TRY IT: In the data below, find each line containing the string "hour" and return it.

Records from a dataset
○ ○ ○ ○

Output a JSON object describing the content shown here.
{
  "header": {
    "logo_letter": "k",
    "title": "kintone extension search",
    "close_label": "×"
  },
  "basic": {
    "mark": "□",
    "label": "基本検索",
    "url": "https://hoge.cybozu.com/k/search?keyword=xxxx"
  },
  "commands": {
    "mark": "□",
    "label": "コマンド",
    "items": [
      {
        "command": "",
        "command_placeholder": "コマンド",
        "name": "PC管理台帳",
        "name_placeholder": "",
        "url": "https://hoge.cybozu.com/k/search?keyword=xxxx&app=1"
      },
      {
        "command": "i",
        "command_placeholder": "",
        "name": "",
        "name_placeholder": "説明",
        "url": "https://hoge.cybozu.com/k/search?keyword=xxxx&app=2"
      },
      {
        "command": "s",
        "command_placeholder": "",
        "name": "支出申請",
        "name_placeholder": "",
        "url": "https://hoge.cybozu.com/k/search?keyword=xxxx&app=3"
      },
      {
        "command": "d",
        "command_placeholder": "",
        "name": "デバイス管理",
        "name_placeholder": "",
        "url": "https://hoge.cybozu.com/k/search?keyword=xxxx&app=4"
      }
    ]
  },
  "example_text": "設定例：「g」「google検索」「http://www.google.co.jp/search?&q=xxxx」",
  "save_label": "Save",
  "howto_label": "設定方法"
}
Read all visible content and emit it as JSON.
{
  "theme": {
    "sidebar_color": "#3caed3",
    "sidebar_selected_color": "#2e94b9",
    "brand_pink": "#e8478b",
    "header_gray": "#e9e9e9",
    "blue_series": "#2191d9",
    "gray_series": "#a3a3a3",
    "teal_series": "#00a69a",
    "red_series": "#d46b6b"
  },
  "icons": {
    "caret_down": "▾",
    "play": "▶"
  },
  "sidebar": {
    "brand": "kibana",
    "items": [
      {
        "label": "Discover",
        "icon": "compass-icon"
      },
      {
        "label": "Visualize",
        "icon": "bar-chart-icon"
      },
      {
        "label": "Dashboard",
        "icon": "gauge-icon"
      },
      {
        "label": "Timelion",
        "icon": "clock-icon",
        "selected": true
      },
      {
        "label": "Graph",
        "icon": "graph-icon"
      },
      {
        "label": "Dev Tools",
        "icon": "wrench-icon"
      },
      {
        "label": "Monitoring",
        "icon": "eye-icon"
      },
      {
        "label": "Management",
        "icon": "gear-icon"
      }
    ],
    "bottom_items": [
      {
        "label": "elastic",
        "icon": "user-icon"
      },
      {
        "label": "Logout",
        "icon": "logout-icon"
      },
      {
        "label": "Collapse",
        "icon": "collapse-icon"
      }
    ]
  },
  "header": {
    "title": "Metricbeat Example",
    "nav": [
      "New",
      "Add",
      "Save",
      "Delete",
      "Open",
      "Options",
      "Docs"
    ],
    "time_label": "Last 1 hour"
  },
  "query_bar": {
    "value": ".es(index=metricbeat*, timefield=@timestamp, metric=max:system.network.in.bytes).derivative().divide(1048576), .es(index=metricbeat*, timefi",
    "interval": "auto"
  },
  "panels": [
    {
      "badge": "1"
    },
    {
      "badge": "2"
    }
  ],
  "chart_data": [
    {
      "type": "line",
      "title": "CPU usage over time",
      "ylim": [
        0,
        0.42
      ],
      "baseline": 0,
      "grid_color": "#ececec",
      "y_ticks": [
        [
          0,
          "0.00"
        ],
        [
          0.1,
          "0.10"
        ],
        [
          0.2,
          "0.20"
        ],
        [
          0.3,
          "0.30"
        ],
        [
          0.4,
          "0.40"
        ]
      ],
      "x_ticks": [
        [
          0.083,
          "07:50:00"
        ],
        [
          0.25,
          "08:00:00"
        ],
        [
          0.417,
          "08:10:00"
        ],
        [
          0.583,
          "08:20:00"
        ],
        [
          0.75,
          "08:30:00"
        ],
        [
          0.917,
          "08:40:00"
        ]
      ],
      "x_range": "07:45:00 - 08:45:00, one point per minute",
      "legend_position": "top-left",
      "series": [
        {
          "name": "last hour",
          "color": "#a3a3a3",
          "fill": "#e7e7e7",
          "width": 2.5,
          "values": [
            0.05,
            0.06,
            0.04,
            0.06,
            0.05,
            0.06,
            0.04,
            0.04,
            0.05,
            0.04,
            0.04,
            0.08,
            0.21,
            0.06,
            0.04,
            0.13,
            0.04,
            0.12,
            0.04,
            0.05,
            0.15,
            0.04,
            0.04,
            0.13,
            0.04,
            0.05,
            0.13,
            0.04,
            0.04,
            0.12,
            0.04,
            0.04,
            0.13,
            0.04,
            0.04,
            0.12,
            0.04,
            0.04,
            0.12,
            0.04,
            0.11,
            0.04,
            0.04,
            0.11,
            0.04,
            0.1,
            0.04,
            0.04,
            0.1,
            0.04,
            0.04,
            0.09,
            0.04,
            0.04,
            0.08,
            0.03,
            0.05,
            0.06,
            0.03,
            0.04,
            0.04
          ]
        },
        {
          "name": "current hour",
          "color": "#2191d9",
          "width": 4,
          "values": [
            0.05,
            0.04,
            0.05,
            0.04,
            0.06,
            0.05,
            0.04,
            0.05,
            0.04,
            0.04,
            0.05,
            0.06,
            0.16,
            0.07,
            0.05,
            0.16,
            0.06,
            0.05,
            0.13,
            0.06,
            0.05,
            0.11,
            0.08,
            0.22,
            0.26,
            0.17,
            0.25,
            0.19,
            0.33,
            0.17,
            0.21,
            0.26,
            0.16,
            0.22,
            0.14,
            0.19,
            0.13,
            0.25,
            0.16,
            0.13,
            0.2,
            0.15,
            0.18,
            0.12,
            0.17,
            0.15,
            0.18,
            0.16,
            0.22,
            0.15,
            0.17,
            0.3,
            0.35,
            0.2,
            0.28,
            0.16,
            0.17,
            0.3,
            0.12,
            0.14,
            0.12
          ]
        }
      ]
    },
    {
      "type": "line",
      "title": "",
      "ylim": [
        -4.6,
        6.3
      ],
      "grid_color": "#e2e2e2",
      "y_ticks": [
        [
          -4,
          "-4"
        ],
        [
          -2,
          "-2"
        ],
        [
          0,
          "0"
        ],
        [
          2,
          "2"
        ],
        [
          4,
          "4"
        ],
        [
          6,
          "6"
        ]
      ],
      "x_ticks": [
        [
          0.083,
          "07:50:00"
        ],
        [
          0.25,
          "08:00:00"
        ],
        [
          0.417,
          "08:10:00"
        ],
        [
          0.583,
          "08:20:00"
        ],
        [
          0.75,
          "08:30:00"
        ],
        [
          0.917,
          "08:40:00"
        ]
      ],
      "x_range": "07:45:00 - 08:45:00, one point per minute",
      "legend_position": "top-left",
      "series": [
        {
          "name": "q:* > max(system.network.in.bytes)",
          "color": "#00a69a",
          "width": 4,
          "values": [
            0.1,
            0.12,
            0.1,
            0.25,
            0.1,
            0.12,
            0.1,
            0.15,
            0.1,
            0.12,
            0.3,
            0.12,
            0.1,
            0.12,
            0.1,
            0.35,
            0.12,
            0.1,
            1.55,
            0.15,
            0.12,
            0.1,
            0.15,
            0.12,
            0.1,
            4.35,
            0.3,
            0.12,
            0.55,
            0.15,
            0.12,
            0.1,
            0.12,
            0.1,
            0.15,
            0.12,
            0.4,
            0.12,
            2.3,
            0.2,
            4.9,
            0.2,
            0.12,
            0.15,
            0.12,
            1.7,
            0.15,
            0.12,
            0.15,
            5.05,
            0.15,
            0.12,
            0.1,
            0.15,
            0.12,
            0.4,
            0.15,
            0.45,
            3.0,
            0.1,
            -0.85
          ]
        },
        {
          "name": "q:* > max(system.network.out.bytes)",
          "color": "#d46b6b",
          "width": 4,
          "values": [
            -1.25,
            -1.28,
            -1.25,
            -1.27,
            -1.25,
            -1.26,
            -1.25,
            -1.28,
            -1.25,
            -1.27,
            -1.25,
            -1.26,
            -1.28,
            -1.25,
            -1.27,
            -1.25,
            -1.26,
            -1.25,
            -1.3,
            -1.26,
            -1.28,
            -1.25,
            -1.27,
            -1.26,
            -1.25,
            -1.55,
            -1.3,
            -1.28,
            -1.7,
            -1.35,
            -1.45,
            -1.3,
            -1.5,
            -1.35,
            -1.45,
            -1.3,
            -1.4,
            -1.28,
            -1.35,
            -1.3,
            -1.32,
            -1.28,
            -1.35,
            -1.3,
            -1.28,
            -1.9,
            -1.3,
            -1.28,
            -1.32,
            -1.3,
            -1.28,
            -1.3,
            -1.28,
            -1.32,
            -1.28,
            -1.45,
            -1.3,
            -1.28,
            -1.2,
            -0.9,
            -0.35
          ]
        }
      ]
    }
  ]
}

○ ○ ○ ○

RESULT BELOW:
    "time_label": "Last 1 hour"
          "name": "last hour",
          "name": "current hour",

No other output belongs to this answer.